- **Prompt**:
Identify every line in the records below that contains the word "center", and reproduce each one.

- **Given records**:

◆ ◆ ◆ ◆

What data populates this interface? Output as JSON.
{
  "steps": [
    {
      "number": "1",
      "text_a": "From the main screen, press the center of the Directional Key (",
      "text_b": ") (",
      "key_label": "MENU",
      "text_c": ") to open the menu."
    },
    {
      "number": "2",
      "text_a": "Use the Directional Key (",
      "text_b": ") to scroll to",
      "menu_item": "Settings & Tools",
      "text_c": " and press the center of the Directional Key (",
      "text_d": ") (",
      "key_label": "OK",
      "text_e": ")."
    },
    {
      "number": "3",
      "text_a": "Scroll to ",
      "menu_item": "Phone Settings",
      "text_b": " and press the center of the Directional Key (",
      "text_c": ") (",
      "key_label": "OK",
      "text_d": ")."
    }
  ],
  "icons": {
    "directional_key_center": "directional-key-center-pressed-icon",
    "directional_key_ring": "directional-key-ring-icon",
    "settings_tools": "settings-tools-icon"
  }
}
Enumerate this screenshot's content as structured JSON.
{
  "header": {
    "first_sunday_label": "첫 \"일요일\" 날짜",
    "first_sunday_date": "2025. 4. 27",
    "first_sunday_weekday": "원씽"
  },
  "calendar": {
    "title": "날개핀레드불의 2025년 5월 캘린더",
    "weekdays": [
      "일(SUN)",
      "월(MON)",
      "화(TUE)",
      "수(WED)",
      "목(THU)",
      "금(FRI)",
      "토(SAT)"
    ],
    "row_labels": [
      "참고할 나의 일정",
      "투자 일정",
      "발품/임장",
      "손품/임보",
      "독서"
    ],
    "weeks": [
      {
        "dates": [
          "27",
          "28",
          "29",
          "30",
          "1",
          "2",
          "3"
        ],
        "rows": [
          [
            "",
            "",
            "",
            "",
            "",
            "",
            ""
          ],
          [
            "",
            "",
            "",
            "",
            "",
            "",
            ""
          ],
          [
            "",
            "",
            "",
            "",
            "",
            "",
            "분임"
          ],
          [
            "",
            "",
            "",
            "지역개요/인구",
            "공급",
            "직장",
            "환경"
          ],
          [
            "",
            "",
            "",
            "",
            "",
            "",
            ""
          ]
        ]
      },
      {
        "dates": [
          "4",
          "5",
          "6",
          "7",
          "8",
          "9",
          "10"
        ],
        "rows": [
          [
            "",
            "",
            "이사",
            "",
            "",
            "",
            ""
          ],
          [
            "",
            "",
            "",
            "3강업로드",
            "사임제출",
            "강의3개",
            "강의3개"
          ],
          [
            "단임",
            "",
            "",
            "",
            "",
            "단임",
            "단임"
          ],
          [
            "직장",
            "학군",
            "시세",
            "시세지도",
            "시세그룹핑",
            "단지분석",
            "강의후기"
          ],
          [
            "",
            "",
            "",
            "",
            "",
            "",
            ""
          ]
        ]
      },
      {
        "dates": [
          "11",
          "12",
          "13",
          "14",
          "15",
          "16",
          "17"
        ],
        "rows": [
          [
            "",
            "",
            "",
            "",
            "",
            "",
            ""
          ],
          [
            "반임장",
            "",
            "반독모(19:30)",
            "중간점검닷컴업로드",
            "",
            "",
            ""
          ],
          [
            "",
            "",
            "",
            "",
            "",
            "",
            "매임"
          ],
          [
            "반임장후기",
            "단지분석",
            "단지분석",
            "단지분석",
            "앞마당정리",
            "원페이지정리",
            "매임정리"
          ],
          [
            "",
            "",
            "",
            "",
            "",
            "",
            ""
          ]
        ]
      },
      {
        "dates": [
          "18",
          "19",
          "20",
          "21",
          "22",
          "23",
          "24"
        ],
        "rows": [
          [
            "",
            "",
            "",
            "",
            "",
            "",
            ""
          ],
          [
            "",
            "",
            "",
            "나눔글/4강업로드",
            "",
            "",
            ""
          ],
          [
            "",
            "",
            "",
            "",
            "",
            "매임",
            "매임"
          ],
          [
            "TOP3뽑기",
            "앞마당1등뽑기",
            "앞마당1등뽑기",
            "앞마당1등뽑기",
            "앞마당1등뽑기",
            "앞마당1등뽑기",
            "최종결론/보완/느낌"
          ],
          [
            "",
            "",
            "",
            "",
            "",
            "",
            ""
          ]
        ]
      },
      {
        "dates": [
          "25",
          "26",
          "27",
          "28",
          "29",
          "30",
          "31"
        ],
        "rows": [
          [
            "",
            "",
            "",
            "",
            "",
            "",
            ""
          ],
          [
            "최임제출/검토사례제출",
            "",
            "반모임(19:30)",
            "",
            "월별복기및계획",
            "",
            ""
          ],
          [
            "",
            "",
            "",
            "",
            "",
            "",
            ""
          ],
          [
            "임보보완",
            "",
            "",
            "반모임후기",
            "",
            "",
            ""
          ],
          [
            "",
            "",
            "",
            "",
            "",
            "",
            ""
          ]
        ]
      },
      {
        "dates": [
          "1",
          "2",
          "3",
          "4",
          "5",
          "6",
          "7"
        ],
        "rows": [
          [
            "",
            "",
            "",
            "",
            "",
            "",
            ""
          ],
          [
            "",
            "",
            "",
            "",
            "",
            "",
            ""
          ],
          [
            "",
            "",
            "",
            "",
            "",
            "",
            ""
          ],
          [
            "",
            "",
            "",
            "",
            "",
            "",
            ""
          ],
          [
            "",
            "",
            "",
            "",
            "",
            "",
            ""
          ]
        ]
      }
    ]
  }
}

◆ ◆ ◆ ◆

- **Answer to the exercise**:
      "text_a": "From the main screen, press the center of the Directional Key (",
      "text_c": " and press the center of the Directional Key (",
      "text_b": " and press the center of the Directional Key (",
    "directional_key_center": "directional-key-center-pressed-icon",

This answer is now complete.